# ABOUT THIS EXERCISE
The data must be given again exactly as written, with all images omitted.

# PROVIDED DATA
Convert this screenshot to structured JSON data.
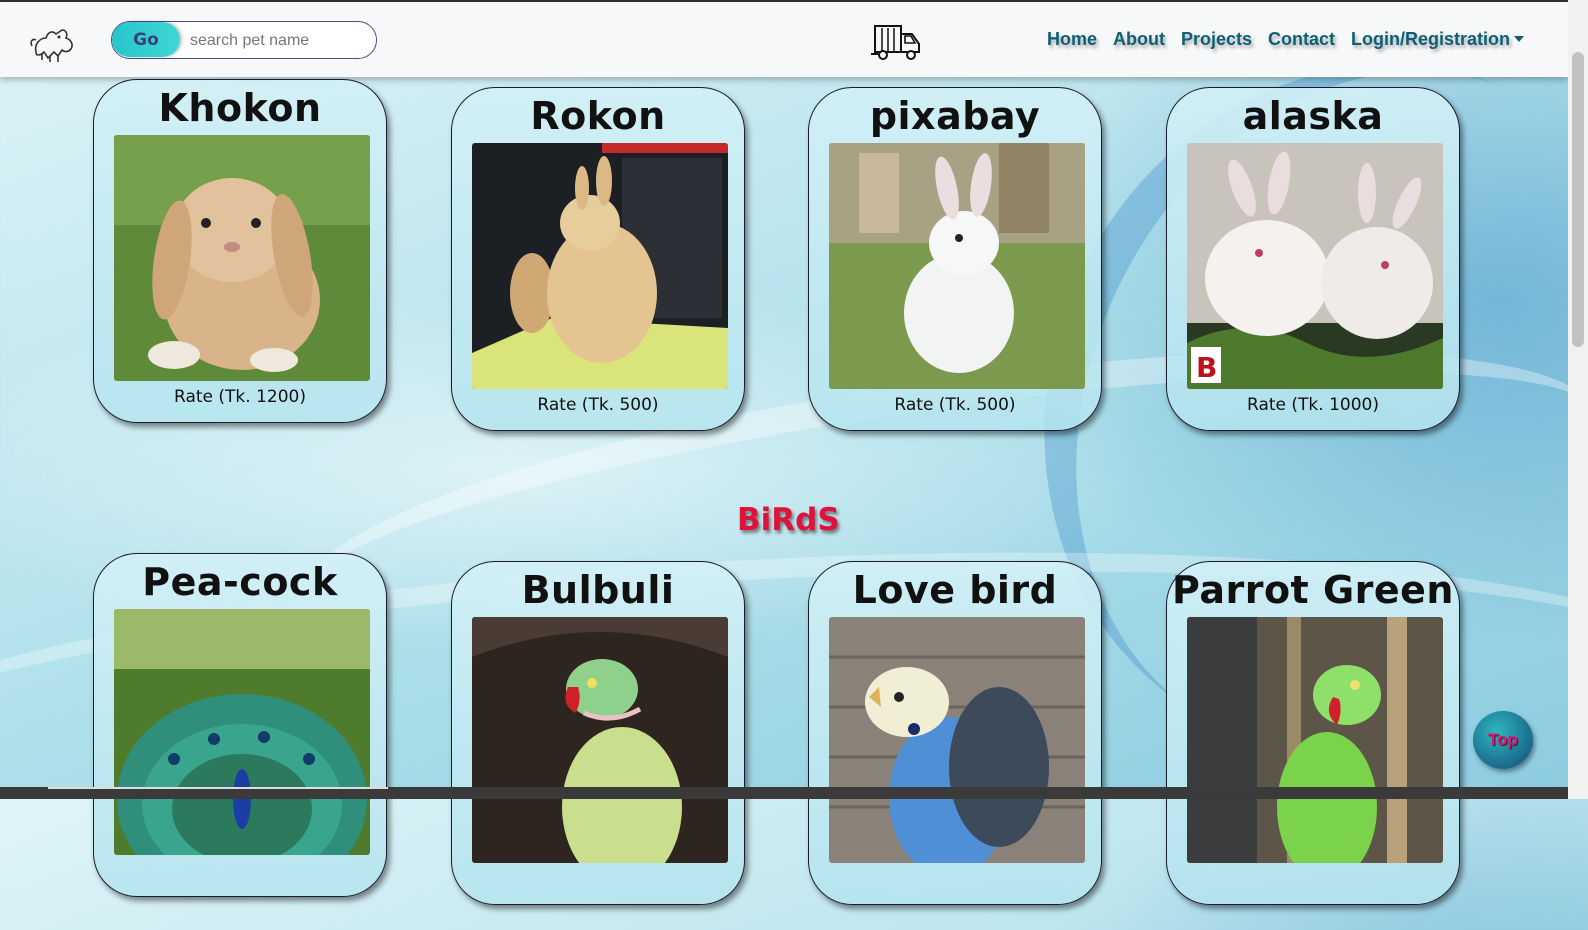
{
  "search": {
    "button_label": "Go",
    "placeholder": "search pet name"
  },
  "nav": {
    "logo_icon": "dog-icon",
    "center_icon": "truck-icon",
    "links": [
      {
        "label": "Home"
      },
      {
        "label": "About"
      },
      {
        "label": "Projects"
      },
      {
        "label": "Contact"
      },
      {
        "label": "Login/Registration",
        "dropdown": true
      }
    ],
    "link_color": "#0d5f74"
  },
  "rabbits": [
    {
      "name": "Khokon",
      "rate": "Rate (Tk. 1200)",
      "image": "lop-eared rabbit on grass"
    },
    {
      "name": "Rokon",
      "rate": "Rate (Tk. 500)",
      "image": "fluffy rabbit near car"
    },
    {
      "name": "pixabay",
      "rate": "Rate (Tk. 500)",
      "image": "white rabbit in grass"
    },
    {
      "name": "alaska",
      "rate": "Rate (Tk. 1000)",
      "image": "two white rabbits",
      "badge": "B"
    }
  ],
  "birds_section": {
    "title": "BiRdS",
    "color": "#e0113a"
  },
  "birds": [
    {
      "name": "Pea-cock",
      "image": "peacock with open tail"
    },
    {
      "name": "Bulbuli",
      "image": "green parakeet"
    },
    {
      "name": "Love bird",
      "image": "blue budgie"
    },
    {
      "name": "Parrot Green",
      "image": "green parrot"
    }
  ],
  "top_button": {
    "label": "Top"
  }
}
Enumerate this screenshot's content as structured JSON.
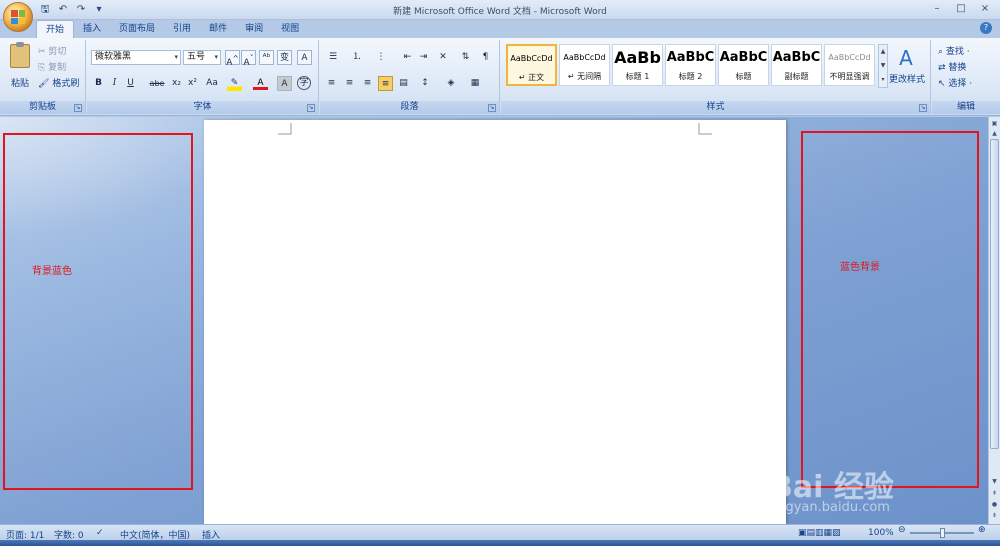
{
  "window": {
    "title": "新建 Microsoft Office Word 文档 - Microsoft Word",
    "controls": [
      "–",
      "□",
      "×"
    ]
  },
  "quick_access": [
    {
      "name": "save-icon",
      "glyph": "🖫"
    },
    {
      "name": "undo-icon",
      "glyph": "↶"
    },
    {
      "name": "redo-icon",
      "glyph": "↷"
    },
    {
      "name": "customize-icon",
      "glyph": "▾"
    }
  ],
  "tabs": [
    "开始",
    "插入",
    "页面布局",
    "引用",
    "邮件",
    "审阅",
    "视图"
  ],
  "active_tab": "开始",
  "ribbon": {
    "clipboard": {
      "label": "剪贴板",
      "paste": "粘贴",
      "cut": "剪切",
      "copy": "复制",
      "format_painter": "格式刷"
    },
    "font": {
      "label": "字体",
      "font_name": "微软雅黑",
      "font_size": "五号",
      "buttons_row2": [
        "B",
        "I",
        "U",
        "abe",
        "x₂",
        "x²",
        "Aa"
      ]
    },
    "paragraph": {
      "label": "段落"
    },
    "styles": {
      "label": "样式",
      "items": [
        {
          "preview": "AaBbCcDd",
          "name": "↵ 正文",
          "selected": true,
          "big": false
        },
        {
          "preview": "AaBbCcDd",
          "name": "↵ 无间隔",
          "selected": false,
          "big": false
        },
        {
          "preview": "AaBb",
          "name": "标题 1",
          "selected": false,
          "big": true
        },
        {
          "preview": "AaBbC",
          "name": "标题 2",
          "selected": false,
          "big": true
        },
        {
          "preview": "AaBbC",
          "name": "标题",
          "selected": false,
          "big": true
        },
        {
          "preview": "AaBbC",
          "name": "副标题",
          "selected": false,
          "big": true
        },
        {
          "preview": "AaBbCcDd",
          "name": "不明显强调",
          "selected": false,
          "big": false
        }
      ],
      "change_styles": "更改样式"
    },
    "editing": {
      "label": "编辑",
      "find": "查找 ·",
      "replace": "替换",
      "select": "选择 ·"
    }
  },
  "annotations": {
    "left": "背景蓝色",
    "right": "蓝色背景"
  },
  "status": {
    "page": "页面: 1/1",
    "words": "字数: 0",
    "language": "中文(简体，中国)",
    "mode": "插入",
    "zoom": "100%"
  },
  "watermark": {
    "brand": "Bai 经验",
    "site": "jingyan.baidu.com"
  },
  "colors": {
    "annotation_red": "#e0151d",
    "ribbon_text": "#15428b",
    "workspace_blue": "#7fa1d3"
  }
}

# RESULT OF THE TASK
Convert this screenshot to structured JSON data.
{
  "search": {
    "button_label": "Go",
    "placeholder": "search pet name"
  },
  "nav": {
    "logo_icon": "dog-icon",
    "center_icon": "truck-icon",
    "links": [
      {
        "label": "Home"
      },
      {
        "label": "About"
      },
      {
        "label": "Projects"
      },
      {
        "label": "Contact"
      },
      {
        "label": "Login/Registration",
        "dropdown": true
      }
    ],
    "link_color": "#0d5f74"
  },
  "rabbits": [
    {
      "name": "Khokon",
      "rate": "Rate (Tk. 1200)",
      "image": "lop-eared rabbit on grass"
    },
    {
      "name": "Rokon",
      "rate": "Rate (Tk. 500)",
      "image": "fluffy rabbit near car"
    },
    {
      "name": "pixabay",
      "rate": "Rate (Tk. 500)",
      "image": "white rabbit in grass"
    },
    {
      "name": "alaska",
      "rate": "Rate (Tk. 1000)",
      "image": "two white rabbits",
      "badge": "B"
    }
  ],
  "birds_section": {
    "title": "BiRdS",
    "color": "#e0113a"
  },
  "birds": [
    {
      "name": "Pea-cock",
      "image": "peacock with open tail"
    },
    {
      "name": "Bulbuli",
      "image": "green parakeet"
    },
    {
      "name": "Love bird",
      "image": "blue budgie"
    },
    {
      "name": "Parrot Green",
      "image": "green parrot"
    }
  ],
  "top_button": {
    "label": "Top"
  }
}
Enumerate this screenshot's content as structured JSON.
{
  "window": {
    "title": "新建 Microsoft Office Word 文档 - Microsoft Word",
    "controls": [
      "–",
      "□",
      "×"
    ]
  },
  "quick_access": [
    {
      "name": "save-icon",
      "glyph": "🖫"
    },
    {
      "name": "undo-icon",
      "glyph": "↶"
    },
    {
      "name": "redo-icon",
      "glyph": "↷"
    },
    {
      "name": "customize-icon",
      "glyph": "▾"
    }
  ],
  "tabs": [
    "开始",
    "插入",
    "页面布局",
    "引用",
    "邮件",
    "审阅",
    "视图"
  ],
  "active_tab": "开始",
  "ribbon": {
    "clipboard": {
      "label": "剪贴板",
      "paste": "粘贴",
      "cut": "剪切",
      "copy": "复制",
      "format_painter": "格式刷"
    },
    "font": {
      "label": "字体",
      "font_name": "微软雅黑",
      "font_size": "五号",
      "buttons_row2": [
        "B",
        "I",
        "U",
        "abe",
        "x₂",
        "x²",
        "Aa"
      ]
    },
    "paragraph": {
      "label": "段落"
    },
    "styles": {
      "label": "样式",
      "items": [
        {
          "preview": "AaBbCcDd",
          "name": "↵ 正文",
          "selected": true,
          "big": false
        },
        {
          "preview": "AaBbCcDd",
          "name": "↵ 无间隔",
          "selected": false,
          "big": false
        },
        {
          "preview": "AaBb",
          "name": "标题 1",
          "selected": false,
          "big": true
        },
        {
          "preview": "AaBbC",
          "name": "标题 2",
          "selected": false,
          "big": true
        },
        {
          "preview": "AaBbC",
          "name": "标题",
          "selected": false,
          "big": true
        },
        {
          "preview": "AaBbC",
          "name": "副标题",
          "selected": false,
          "big": true
        },
        {
          "preview": "AaBbCcDd",
          "name": "不明显强调",
          "selected": false,
          "big": false
        }
      ],
      "change_styles": "更改样式"
    },
    "editing": {
      "label": "编辑",
      "find": "查找 ·",
      "replace": "替换",
      "select": "选择 ·"
    }
  },
  "annotations": {
    "left": "背景蓝色",
    "right": "蓝色背景"
  },
  "status": {
    "page": "页面: 1/1",
    "words": "字数: 0",
    "language": "中文(简体，中国)",
    "mode": "插入",
    "zoom": "100%"
  },
  "watermark": {
    "brand": "Bai 经验",
    "site": "jingyan.baidu.com"
  },
  "colors": {
    "annotation_red": "#e0151d",
    "ribbon_text": "#15428b",
    "workspace_blue": "#7fa1d3"
  }
}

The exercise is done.